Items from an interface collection
>>>

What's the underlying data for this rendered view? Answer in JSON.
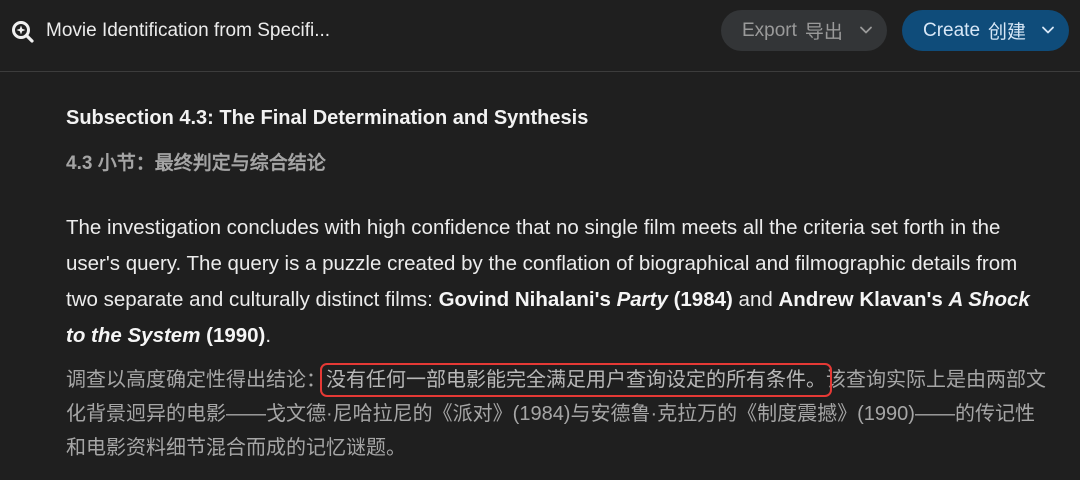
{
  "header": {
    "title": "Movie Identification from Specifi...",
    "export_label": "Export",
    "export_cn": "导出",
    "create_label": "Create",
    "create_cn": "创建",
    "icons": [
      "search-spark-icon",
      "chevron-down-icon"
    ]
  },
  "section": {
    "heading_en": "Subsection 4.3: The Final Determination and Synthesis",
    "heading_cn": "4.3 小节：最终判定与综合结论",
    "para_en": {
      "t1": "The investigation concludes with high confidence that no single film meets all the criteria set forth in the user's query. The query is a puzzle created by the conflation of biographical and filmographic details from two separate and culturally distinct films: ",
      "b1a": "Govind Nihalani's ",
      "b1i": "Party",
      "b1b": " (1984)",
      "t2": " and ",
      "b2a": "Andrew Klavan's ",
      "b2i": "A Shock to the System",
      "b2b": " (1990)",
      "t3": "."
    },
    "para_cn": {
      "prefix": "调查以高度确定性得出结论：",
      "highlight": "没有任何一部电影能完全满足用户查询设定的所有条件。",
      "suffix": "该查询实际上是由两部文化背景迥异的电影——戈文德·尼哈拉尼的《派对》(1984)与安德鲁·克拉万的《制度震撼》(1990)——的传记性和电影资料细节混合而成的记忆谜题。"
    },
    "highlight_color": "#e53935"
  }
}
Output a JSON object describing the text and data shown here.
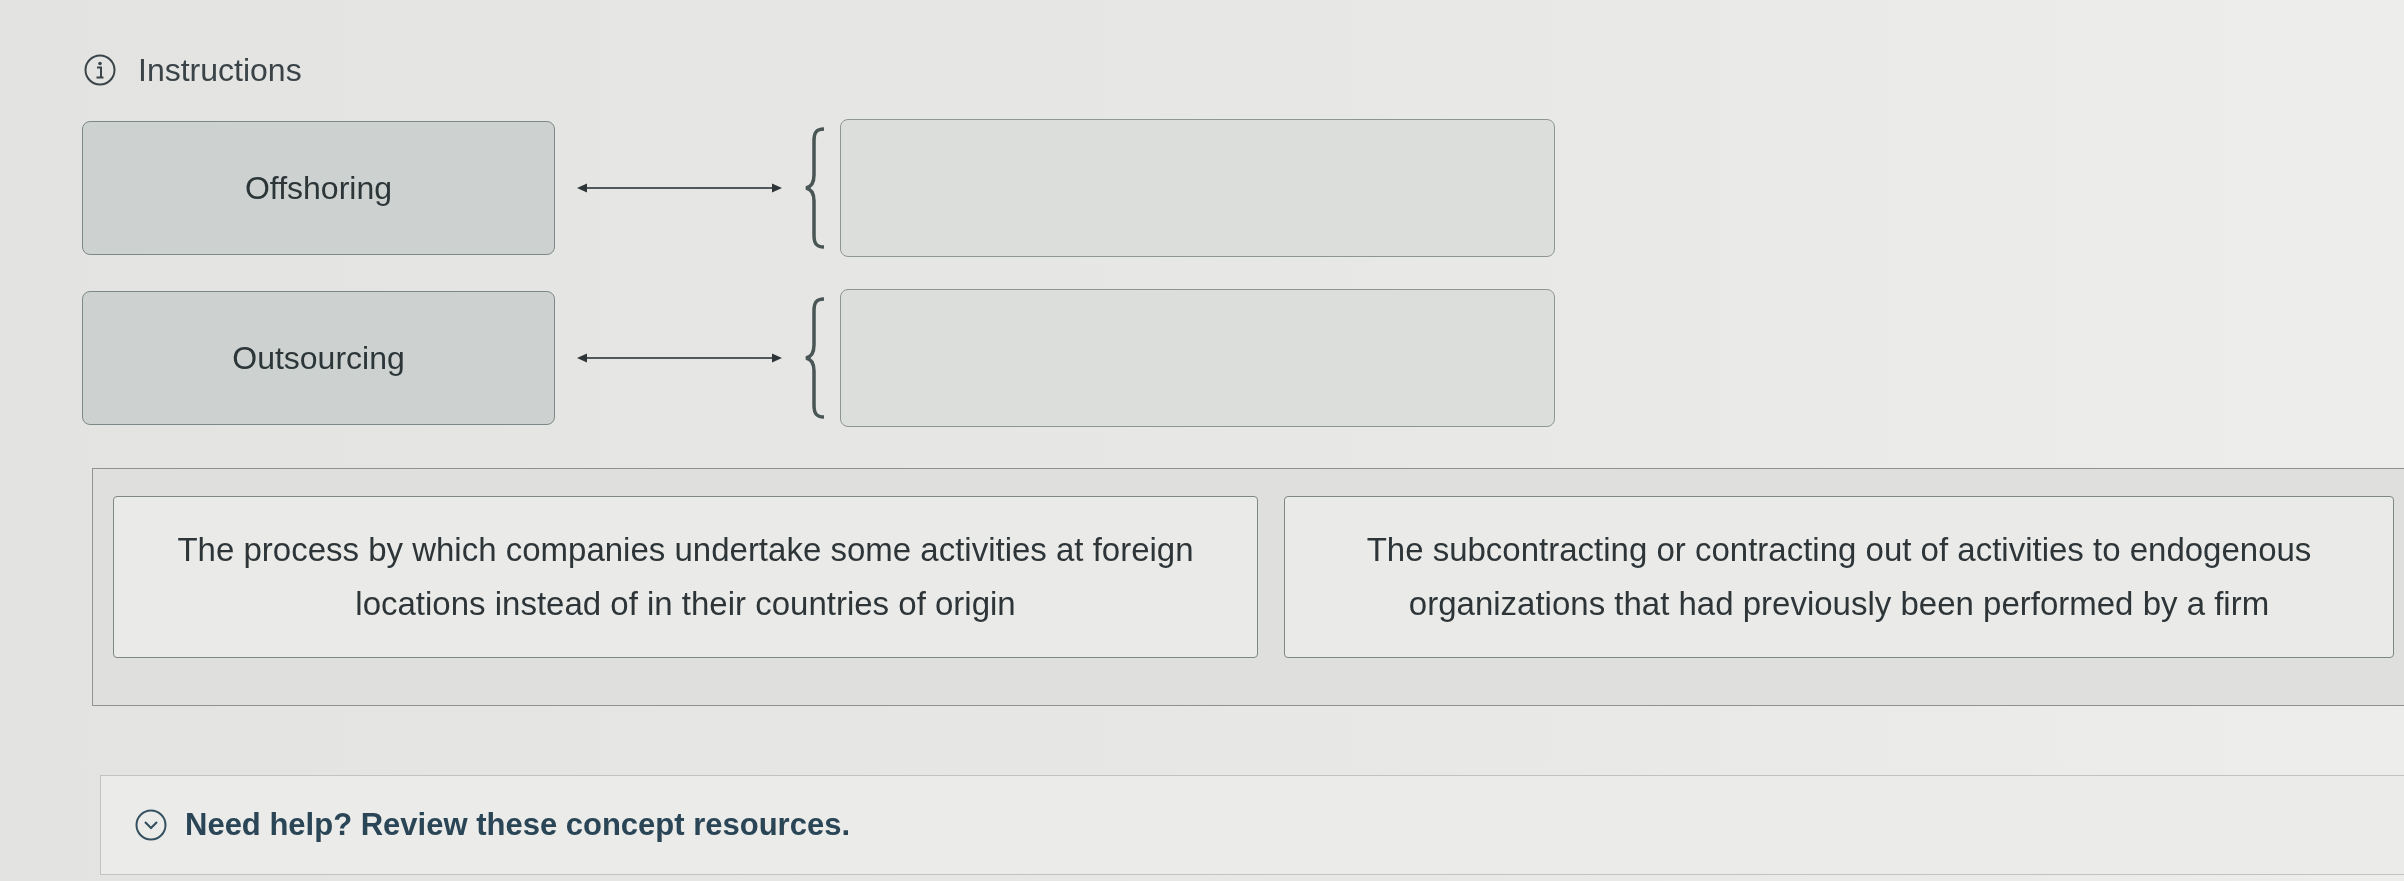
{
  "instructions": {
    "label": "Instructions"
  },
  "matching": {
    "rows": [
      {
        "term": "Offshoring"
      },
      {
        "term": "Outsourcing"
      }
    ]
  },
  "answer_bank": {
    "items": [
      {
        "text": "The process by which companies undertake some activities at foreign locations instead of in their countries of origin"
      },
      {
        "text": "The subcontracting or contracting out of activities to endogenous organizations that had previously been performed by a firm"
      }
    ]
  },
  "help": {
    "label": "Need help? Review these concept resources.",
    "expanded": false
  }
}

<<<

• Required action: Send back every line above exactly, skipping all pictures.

• Solution below:
What's the underlying data for this rendered view? Answer in JSON.
{
  "header": {
    "title": "Movie Identification from Specifi...",
    "export_label": "Export",
    "export_cn": "导出",
    "create_label": "Create",
    "create_cn": "创建",
    "icons": [
      "search-spark-icon",
      "chevron-down-icon"
    ]
  },
  "section": {
    "heading_en": "Subsection 4.3: The Final Determination and Synthesis",
    "heading_cn": "4.3 小节：最终判定与综合结论",
    "para_en": {
      "t1": "The investigation concludes with high confidence that no single film meets all the criteria set forth in the user's query. The query is a puzzle created by the conflation of biographical and filmographic details from two separate and culturally distinct films: ",
      "b1a": "Govind Nihalani's ",
      "b1i": "Party",
      "b1b": " (1984)",
      "t2": " and ",
      "b2a": "Andrew Klavan's ",
      "b2i": "A Shock to the System",
      "b2b": " (1990)",
      "t3": "."
    },
    "para_cn": {
      "prefix": "调查以高度确定性得出结论：",
      "highlight": "没有任何一部电影能完全满足用户查询设定的所有条件。",
      "suffix": "该查询实际上是由两部文化背景迥异的电影——戈文德·尼哈拉尼的《派对》(1984)与安德鲁·克拉万的《制度震撼》(1990)——的传记性和电影资料细节混合而成的记忆谜题。"
    },
    "highlight_color": "#e53935"
  }
}
Output a JSON object describing the text and data shown here.
{
  "instructions": {
    "label": "Instructions"
  },
  "matching": {
    "rows": [
      {
        "term": "Offshoring"
      },
      {
        "term": "Outsourcing"
      }
    ]
  },
  "answer_bank": {
    "items": [
      {
        "text": "The process by which companies undertake some activities at foreign locations instead of in their countries of origin"
      },
      {
        "text": "The subcontracting or contracting out of activities to endogenous organizations that had previously been performed by a firm"
      }
    ]
  },
  "help": {
    "label": "Need help? Review these concept resources.",
    "expanded": false
  }
}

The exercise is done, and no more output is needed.